Teaching AIDS awareness through trading cards

By Franklin A. Robinson, Jr.
AIDS Awareness trading cards

Editor’s Note: This is the third post in a series exploring the 30th anniversary of HIV and AIDS. Check out the companion website.

Magic johnsonTrading cards may be best known as a popular form of entertainment. But a set of cards in our collections was used to educate those who could not be reached through more traditional methods during the AIDS epidemic.

In 1993, comic book publisher Eclipse Enterprises released a set of 110 AIDS Awareness trading cards. Courtesy of an anonymous donor, the museum’s Archives Center recently acquired a full set of the cards for its Lesbian, Gay, Bisexual, and Transgender Collection. The cards feature a variety of HIV-AIDS information and organizations, as well as personalities who died from AIDS, were currently battling the disease, or were involved in AIDS awareness. The cards depict individuals like Queen’s Freddie Mercury, fashion designer Halston, lawyer Roy Cohn, and founder of the Pediatric AIDS Foundation, Elizabeth Glaser. The back of the cards provide more information on the individual, topic, or organization depicted on front.

Gay men and aids Based in Forestville, California, Eclipse Enterprises was founded by brothers Jan and Dean Mullaney. Initially focusing on graphic novels and comic books, the company—under the guidance of Dean’s wife Catherine Yronwode—moved into producing trading cards as well. During the 1980s, Yronwode again nudged Eclipse toward new projects: the company released a line of nonfiction trading cards that eschewed the usual subject matter of sports and instead focused on controversial political subjects such as the Savings and Loan scandal, Iran Contra, serial killers, the Kennedy assassination—and the AIDS crisis.

The AIDS Awareness cards were distributed in packs of 12, along with a condom. When first released, the product generated some negative publicity. Card No. 7 showcases Kimberly Bergalis, who died in December 1991 after reportedly contracting AIDS from her dentist, David Acer, also depicted on the same card. The woman’s father, George Bergalis, decried the cards, calling the premise of the series “sick” and accusing Eclipse of “capitalizing on people’s tragedies.”

Esther Another individual featured in the trading cards is Ryan White, who contracted HIV from a contaminated blood treatment, was expelled from middle school because of his disease, and died at the age of 18. His mother, Jeanne White, objected to his inclusion in the series because of the condoms accompanying the package. Reportedly, the most controversial card of the bunch was No. 66, “HOW TO PUT ON A CONDOM.”

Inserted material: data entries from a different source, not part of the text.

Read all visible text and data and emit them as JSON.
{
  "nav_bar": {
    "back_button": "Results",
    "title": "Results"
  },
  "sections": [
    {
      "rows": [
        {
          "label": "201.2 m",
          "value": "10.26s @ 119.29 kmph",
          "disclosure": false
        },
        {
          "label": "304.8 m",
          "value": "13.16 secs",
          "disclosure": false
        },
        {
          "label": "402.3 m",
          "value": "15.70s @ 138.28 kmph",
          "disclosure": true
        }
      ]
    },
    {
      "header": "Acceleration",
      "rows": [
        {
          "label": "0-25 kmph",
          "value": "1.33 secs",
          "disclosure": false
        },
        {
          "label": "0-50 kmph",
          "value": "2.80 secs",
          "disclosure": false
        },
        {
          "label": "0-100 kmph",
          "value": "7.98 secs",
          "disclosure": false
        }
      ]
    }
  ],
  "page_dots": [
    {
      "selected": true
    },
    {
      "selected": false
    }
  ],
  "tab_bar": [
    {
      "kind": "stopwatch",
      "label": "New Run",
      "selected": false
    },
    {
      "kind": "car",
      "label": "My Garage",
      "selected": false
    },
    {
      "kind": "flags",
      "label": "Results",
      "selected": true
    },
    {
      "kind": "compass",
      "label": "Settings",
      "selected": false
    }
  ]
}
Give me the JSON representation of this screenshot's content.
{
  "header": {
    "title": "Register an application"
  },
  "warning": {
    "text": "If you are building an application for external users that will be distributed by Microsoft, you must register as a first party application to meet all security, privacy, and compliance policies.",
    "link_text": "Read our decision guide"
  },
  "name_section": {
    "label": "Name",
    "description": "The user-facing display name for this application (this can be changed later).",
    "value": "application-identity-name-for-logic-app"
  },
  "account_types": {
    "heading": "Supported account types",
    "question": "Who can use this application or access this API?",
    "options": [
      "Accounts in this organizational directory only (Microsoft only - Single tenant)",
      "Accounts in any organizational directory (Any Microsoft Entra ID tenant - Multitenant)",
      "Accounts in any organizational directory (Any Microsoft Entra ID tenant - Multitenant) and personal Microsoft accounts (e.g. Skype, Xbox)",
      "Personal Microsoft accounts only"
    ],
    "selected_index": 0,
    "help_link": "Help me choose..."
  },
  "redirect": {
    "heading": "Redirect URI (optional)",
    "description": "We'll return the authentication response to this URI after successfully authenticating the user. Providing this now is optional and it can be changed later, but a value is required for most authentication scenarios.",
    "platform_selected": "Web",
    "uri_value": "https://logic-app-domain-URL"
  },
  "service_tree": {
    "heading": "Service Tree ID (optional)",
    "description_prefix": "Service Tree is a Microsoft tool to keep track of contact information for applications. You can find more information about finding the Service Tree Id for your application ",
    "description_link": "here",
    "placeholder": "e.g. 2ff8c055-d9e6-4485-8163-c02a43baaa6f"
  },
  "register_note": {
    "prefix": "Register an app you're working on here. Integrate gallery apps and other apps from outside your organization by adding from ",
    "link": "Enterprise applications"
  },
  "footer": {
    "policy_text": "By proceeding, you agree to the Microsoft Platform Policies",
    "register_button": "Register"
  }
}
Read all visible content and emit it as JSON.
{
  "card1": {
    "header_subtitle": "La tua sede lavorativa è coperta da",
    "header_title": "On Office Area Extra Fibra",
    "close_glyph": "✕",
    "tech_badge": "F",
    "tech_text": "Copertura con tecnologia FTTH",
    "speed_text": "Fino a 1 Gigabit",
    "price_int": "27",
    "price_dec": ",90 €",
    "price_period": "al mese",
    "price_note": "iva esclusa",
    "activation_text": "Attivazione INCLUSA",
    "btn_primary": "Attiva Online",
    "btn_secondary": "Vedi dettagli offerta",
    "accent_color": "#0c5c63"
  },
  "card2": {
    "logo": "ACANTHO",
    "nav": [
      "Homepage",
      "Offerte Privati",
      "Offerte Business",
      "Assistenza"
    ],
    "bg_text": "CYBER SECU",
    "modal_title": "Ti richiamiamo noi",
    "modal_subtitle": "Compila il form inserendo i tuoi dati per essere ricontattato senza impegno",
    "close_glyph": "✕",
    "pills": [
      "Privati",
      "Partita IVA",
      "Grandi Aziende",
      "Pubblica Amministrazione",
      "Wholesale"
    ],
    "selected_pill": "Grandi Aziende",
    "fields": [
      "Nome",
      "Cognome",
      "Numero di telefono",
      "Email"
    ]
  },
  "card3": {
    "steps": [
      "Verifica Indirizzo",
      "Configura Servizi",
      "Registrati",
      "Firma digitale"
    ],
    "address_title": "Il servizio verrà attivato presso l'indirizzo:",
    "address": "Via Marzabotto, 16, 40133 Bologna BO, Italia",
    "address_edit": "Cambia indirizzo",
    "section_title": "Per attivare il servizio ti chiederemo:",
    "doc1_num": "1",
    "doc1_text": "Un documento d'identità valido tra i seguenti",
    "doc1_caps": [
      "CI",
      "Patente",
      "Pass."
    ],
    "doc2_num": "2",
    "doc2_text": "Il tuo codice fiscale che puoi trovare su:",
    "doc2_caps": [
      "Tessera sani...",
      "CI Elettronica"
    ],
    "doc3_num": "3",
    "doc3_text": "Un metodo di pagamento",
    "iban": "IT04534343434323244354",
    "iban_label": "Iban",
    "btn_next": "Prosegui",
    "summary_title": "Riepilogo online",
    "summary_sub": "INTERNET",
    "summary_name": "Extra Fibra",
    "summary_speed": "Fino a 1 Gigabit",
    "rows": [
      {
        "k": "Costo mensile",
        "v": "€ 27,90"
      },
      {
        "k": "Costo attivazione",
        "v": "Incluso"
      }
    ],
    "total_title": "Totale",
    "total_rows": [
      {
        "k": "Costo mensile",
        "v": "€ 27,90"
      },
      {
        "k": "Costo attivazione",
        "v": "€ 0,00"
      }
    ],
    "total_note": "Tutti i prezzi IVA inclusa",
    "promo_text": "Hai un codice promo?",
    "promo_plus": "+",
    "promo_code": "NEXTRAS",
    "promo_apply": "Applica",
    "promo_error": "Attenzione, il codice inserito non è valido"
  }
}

But Yronwode defended the cards in the Orlando Sentinel: “If you take the time to read the cards, you will come away with a good understanding of the disease,” she said. Fifteen percent of the proceeds were donated to Broadway Cares/Equity Fights AIDS, a New York-based charity that raises money for Ryan whiteHIV-infected people involved in the arts. By 1994, however, Eclipse ceased operations and filed for bankruptcy the following year.

The AIDS Awareness cards were written by William Livingstone, Perry Gaskill, Althaea Yronwode, and Catherine Yronwode. The illustrations were done by Charles Hiscock and Greg Loudon, and the sticker art by George Willett.

Franklin A. Robinson, Jr. is Archives Specialist for the Archives Center at the National Museum of American History.